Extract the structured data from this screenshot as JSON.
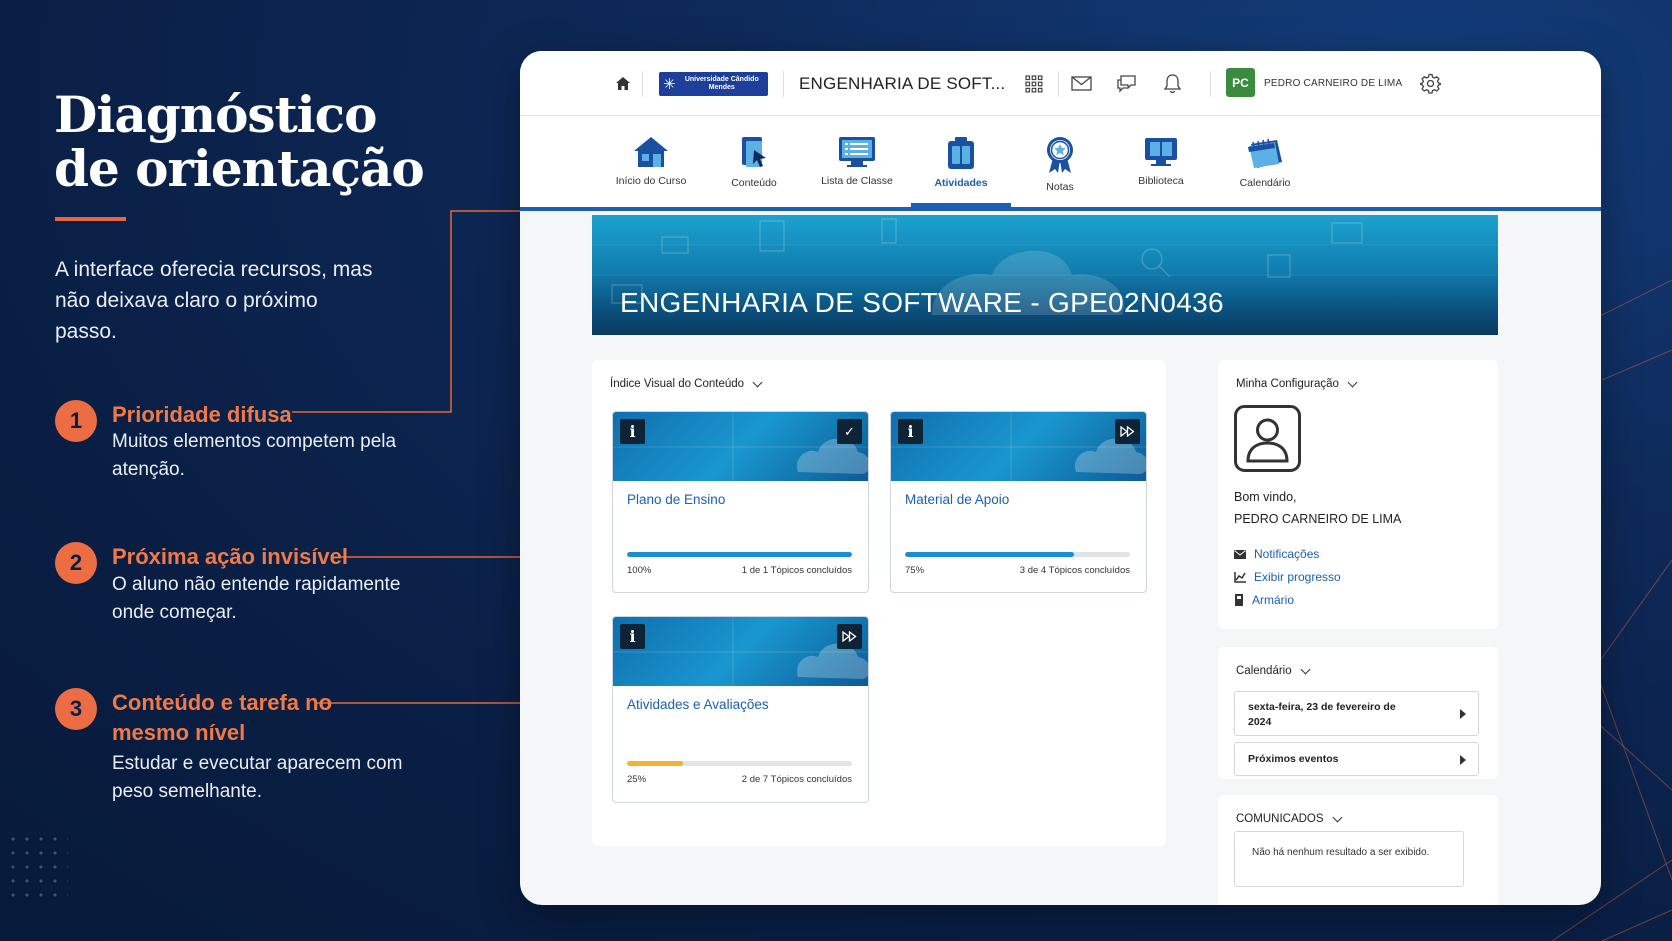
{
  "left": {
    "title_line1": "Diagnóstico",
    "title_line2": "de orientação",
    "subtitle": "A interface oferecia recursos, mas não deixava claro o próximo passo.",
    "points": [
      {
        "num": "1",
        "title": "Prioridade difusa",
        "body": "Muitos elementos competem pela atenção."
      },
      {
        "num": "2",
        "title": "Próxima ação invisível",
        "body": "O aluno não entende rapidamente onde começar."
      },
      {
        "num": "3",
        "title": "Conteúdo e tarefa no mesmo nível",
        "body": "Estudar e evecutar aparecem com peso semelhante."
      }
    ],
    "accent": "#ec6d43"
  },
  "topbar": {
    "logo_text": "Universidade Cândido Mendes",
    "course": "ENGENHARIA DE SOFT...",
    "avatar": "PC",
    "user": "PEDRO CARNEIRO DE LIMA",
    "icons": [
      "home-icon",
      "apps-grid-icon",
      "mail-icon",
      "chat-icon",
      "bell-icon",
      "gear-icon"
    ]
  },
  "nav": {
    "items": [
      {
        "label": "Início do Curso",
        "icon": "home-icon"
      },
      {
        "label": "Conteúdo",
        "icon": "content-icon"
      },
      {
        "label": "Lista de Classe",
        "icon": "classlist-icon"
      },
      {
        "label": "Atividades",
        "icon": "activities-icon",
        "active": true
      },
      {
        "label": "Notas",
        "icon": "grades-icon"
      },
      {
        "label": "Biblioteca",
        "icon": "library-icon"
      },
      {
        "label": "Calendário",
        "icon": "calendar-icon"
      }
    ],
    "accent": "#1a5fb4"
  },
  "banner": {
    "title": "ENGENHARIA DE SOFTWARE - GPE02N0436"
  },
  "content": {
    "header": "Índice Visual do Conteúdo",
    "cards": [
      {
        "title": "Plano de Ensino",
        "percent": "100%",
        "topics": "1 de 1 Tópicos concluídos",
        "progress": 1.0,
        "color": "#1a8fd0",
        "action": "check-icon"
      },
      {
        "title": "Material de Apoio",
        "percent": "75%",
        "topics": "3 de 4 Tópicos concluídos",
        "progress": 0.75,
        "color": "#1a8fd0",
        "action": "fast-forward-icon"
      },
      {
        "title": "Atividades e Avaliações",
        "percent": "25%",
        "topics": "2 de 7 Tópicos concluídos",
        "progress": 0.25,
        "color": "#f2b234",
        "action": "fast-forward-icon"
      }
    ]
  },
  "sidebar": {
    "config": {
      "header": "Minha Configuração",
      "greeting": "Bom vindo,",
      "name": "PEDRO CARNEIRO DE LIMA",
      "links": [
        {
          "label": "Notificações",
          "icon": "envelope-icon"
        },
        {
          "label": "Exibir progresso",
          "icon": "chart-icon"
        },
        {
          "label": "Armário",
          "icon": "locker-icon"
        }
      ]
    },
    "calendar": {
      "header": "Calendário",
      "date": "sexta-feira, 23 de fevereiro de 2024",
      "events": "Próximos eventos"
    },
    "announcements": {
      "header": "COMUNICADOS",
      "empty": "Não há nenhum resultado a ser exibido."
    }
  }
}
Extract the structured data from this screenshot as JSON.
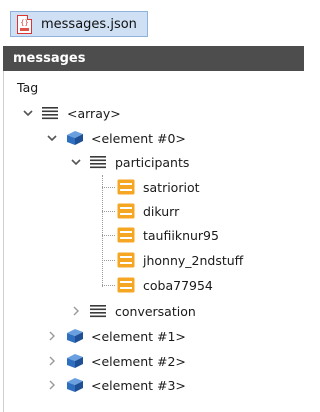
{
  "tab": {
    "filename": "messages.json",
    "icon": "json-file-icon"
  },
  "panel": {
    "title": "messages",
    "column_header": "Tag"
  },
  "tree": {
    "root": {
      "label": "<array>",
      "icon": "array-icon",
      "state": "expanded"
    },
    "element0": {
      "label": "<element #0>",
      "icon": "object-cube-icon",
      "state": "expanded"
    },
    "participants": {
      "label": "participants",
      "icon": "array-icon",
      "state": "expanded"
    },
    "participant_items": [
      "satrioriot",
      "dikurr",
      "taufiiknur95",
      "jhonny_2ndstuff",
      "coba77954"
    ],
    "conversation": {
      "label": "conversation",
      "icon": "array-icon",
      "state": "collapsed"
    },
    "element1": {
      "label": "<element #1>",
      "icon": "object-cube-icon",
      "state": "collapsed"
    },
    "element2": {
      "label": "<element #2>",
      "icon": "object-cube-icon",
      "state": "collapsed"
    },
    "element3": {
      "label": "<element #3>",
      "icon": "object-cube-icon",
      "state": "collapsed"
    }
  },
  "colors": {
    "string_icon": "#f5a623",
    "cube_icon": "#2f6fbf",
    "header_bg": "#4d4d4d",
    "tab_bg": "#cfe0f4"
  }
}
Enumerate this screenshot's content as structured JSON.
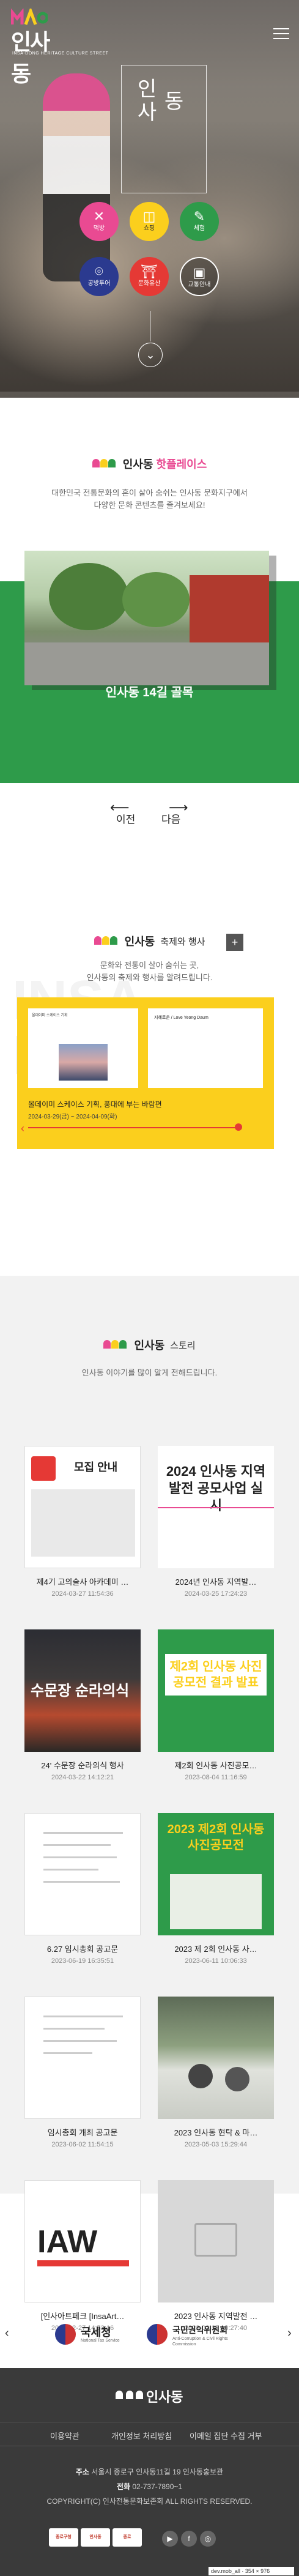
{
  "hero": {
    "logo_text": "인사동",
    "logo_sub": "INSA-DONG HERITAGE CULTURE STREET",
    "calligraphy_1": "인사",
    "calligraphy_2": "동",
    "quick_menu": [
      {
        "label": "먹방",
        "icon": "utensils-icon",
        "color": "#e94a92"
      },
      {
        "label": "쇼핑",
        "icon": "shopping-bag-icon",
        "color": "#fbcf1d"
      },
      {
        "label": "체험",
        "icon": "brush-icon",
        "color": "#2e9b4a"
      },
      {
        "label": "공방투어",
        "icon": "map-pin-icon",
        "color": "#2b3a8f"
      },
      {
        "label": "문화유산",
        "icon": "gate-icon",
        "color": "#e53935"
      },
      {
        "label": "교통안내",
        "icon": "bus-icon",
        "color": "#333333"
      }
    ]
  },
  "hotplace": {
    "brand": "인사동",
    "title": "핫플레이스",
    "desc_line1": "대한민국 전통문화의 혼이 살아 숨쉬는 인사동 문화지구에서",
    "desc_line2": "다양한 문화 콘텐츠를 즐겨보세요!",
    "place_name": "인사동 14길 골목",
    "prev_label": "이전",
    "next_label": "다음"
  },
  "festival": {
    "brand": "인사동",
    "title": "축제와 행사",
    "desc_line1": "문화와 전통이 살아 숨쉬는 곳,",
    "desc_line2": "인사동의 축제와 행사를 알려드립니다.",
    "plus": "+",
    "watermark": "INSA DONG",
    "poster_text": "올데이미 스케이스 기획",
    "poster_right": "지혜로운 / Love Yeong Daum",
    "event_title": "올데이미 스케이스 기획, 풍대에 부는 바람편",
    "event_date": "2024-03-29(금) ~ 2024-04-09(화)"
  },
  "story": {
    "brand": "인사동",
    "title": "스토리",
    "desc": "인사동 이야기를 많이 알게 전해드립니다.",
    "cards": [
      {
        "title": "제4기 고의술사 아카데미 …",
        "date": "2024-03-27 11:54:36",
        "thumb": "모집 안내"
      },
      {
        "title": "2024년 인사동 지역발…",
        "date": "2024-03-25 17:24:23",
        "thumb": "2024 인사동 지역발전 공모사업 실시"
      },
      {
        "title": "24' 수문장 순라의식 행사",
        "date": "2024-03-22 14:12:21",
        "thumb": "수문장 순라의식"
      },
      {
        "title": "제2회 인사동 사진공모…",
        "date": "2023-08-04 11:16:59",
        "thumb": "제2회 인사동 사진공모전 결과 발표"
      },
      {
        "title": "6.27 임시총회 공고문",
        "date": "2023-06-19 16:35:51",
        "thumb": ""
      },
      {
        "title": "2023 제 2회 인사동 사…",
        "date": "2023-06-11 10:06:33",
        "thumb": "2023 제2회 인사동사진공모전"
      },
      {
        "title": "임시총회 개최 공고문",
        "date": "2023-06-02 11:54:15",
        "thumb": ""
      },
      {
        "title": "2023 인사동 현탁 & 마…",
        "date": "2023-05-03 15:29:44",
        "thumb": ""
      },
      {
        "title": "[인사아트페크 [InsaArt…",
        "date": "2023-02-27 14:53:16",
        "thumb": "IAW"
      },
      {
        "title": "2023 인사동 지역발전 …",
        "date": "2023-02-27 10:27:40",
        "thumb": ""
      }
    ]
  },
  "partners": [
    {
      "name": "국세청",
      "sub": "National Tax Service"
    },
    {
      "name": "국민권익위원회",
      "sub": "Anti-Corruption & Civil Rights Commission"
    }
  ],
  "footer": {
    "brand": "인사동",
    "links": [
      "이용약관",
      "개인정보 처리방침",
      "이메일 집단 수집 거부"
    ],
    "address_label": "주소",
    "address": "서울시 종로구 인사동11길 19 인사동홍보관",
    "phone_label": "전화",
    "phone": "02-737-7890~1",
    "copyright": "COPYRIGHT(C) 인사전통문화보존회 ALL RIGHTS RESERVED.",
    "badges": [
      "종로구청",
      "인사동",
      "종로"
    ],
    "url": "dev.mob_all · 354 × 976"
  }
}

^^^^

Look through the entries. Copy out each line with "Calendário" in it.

ANSWER TO THIS TASK
        "label": "Calendário",
      "header": "Calendário",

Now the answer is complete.